Adding two or more jack studs to remove one short ply of header results in an overall increase in wood volume and a decrease in energy performance. And it’s not just about insulation. Studs create additional thermal bridges straight through the wall. A two-ply header was already short of connecting the inside face of the wall to the outside face, so removing a ply itself has little effect on thermal bridging, while adding additional jacks ramps it up. If you read past the headlines, you may find single-ply headers are in many cases just “fake news.”
The no-ply header
How about we just remove all the large header plies and, in some cases, all the jack studs? You can do that in a nonbearing wall, and probably should, but I’m still talking about bearing walls. A box-beam header removes all standard header plies and allows the wood structural-panel sheathing to do the work.
Section R602.7.3 and its accompanying table and illustration lay out all the details for box-beam headers, which can be either 9 in. or 15 in. tall. The basic structure includes a 2x on the flat, cripples at regular stud spacing, and a wood structural panel on one or both sides, with its strength axis parallel to the top plate and fastened with nails 3 in. on center. This configuration replaces a lot of wood volume with insulation. If you already wrap your exterior walls in wood structural-panel sheathing, the only added work for a one-sided box-beam header is driving a handful more nails.
Put it in the floor
Though headers have typically always been in walls, the span table for headers lived much of its life in the floor chapter. That could be because the loads on the header come from the floor or roof above, or maybe it was just misplaced, but it wasn’t until the 2015 edition that the header table moved to the wall chapter. Ironically, in this same edition, a brand new section and figure—R602.7.2, Rim Board Headers—was added to provide prescriptive design for moving the header completely into the floor framing. Now we might be on to something.
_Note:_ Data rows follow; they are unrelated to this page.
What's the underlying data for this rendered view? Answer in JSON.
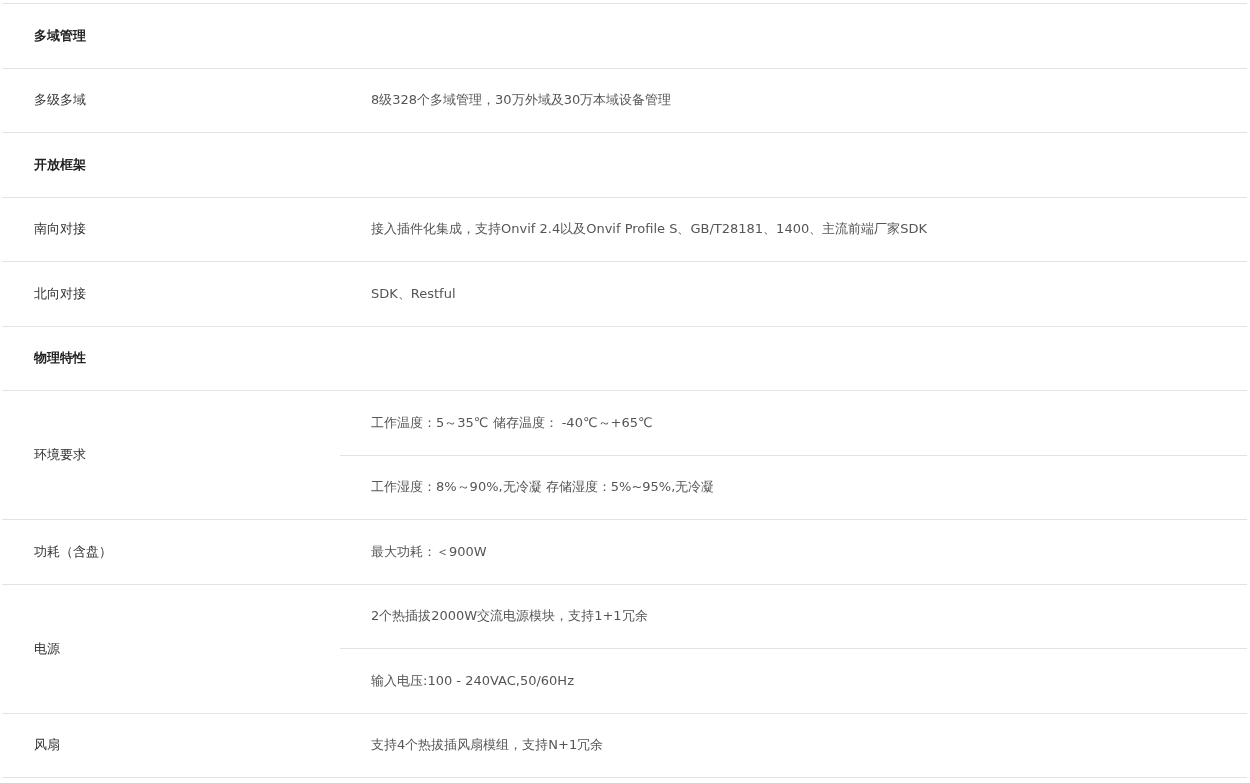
{
  "rows": [
    {
      "kind": "section",
      "label": "多域管理"
    },
    {
      "kind": "item",
      "label": "多级多域",
      "values": [
        "8级328个多域管理，30万外域及30万本域设备管理"
      ]
    },
    {
      "kind": "section",
      "label": "开放框架"
    },
    {
      "kind": "item",
      "label": "南向对接",
      "values": [
        "接入插件化集成，支持Onvif 2.4以及Onvif Profile S、GB/T28181、1400、主流前端厂家SDK"
      ]
    },
    {
      "kind": "item",
      "label": "北向对接",
      "values": [
        "SDK、Restful"
      ]
    },
    {
      "kind": "section",
      "label": "物理特性"
    },
    {
      "kind": "item",
      "label": "环境要求",
      "values": [
        "工作温度：5～35℃ 储存温度： -40℃～+65℃",
        "工作湿度：8%～90%,无冷凝 存储湿度：5%~95%,无冷凝"
      ]
    },
    {
      "kind": "item",
      "label": "功耗（含盘）",
      "values": [
        "最大功耗：＜900W"
      ]
    },
    {
      "kind": "item",
      "label": "电源",
      "values": [
        "2个热插拔2000W交流电源模块，支持1+1冗余",
        "输入电压:100 - 240VAC,50/60Hz"
      ]
    },
    {
      "kind": "item",
      "label": "风扇",
      "values": [
        "支持4个热拔插风扇模组，支持N+1冗余"
      ]
    }
  ]
}
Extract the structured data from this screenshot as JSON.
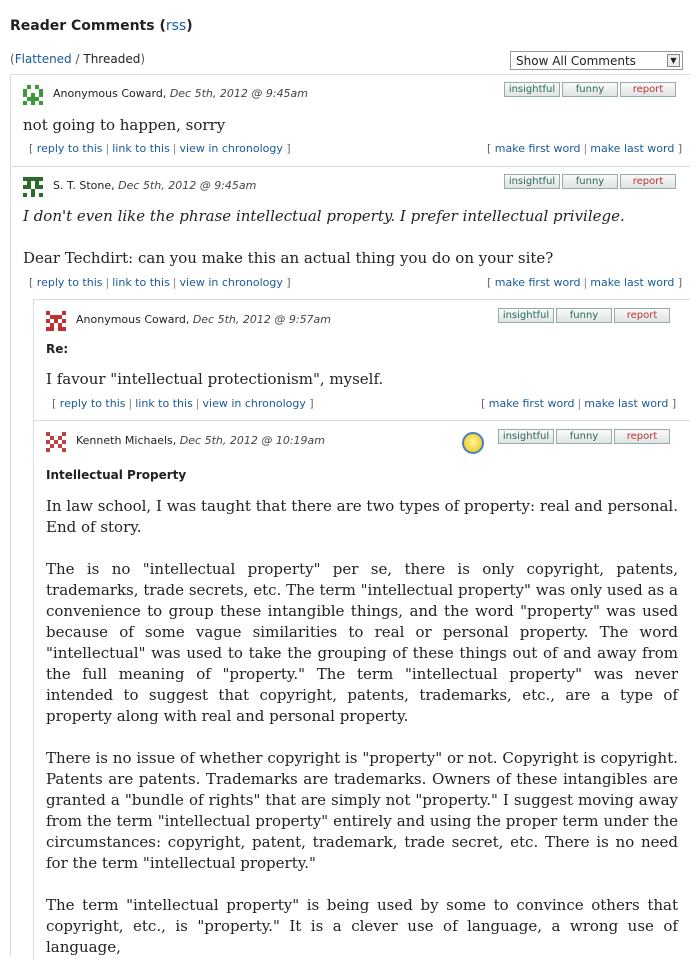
{
  "header": {
    "title": "Reader Comments",
    "rss": "rss"
  },
  "view": {
    "flattened": "Flattened",
    "threaded": "Threaded",
    "select_value": "Show All Comments"
  },
  "buttons": {
    "insightful": "insightful",
    "funny": "funny",
    "report": "report"
  },
  "links": {
    "reply": "reply to this",
    "link": "link to this",
    "chronology": "view in chronology",
    "first_word": "make first word",
    "last_word": "make last word"
  },
  "comments": [
    {
      "author": "Anonymous Coward",
      "date": "Dec 5th, 2012 @ 9:45am",
      "body": [
        "not going to happen, sorry"
      ]
    },
    {
      "author": "S. T. Stone",
      "date": "Dec 5th, 2012 @ 9:45am",
      "body": [
        "I don't even like the phrase intellectual property. I prefer intellectual privilege.",
        "Dear Techdirt: can you make this an actual thing you do on your site?"
      ]
    },
    {
      "author": "Anonymous Coward",
      "date": "Dec 5th, 2012 @ 9:57am",
      "subject": "Re:",
      "body": [
        "I favour \"intellectual protectionism\", myself."
      ]
    },
    {
      "author": "Kenneth Michaels",
      "date": "Dec 5th, 2012 @ 10:19am",
      "subject": "Intellectual Property",
      "body": [
        "In law school, I was taught that there are two types of property: real and personal. End of story.",
        "The is no \"intellectual property\" per se, there is only copyright, patents, trademarks, trade secrets, etc. The term \"intellectual property\" was only used as a convenience to group these intangible things, and the word \"property\" was used because of some vague similarities to real or personal property. The word \"intellectual\" was used to take the grouping of these things out of and away from the full meaning of \"property.\" The term \"intellectual property\" was never intended to suggest that copyright, patents, trademarks, etc., are a type of property along with real and personal property.",
        "There is no issue of whether copyright is \"property\" or not. Copyright is copyright. Patents are patents. Trademarks are trademarks. Owners of these intangibles are granted a \"bundle of rights\" that are simply not \"property.\" I suggest moving away from the term \"intellectual property\" entirely and using the proper term under the circumstances: copyright, patent, trademark, trade secret, etc. There is no need for the term \"intellectual property.\"",
        "The term \"intellectual property\" is being used by some to convince others that copyright, etc., is \"property.\" It is a clever use of language, a wrong use of language,"
      ]
    }
  ],
  "colors": {
    "link": "#1a5a9a",
    "border": "#d4dde6",
    "avatar1": "#3a9a3a",
    "avatar2": "#2a6a2a",
    "avatar3": "#c03030",
    "avatar4": "#c04040"
  }
}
When a header is moved into the rim-joist area, the single rim-joist ply becomes one of the header plies—and for small openings, additional plies might not be necessary. Sizing of rim-board headers uses the same table as standard headers. There are some details not to miss in this design, such as using joist hangers to support joists over the opening. The rim-joist header must also extend at least 6 in. beyond the end supports. Instead of jack studs, the full-height studs displaced by the opening are ganged up on either side of it to carry the load on the header. Overall, this method can significantly reduce the amount of lumber needed to frame an opening—especially large ones.
But just as significant is the space it makes available for insulation. While the wall thickness is a limiting factor in how much insulation can be jammed into a standard header, the cavity inboard of the rim joist can span the width of the building. The horizontal thickness, and thus total R-value, can be much more in a floor than in the wall. The number of plies in a rim-board header is no longer as significant of an issue. For high-efficiency, prescriptively designed homes, this may be the best choice.
One takeaway from all of this is that none of these better-energy-performing framing methods is required. If you want to keep building to the minimum the old-fashioned way, you are welcome to. However, you can also build to the minimum in a more thoughtful way—a way that doesn’t feel “minimum” at all. Through education, “the code” can be more than just the restrictive, freedom-limiting burden many designers and contractors view it as. It can also be a tool box.
Glenn Mathewson is a consultant and educator with buildingcodecollege.com.
Drawing: Kate Francis
From Fine Homebuilding #294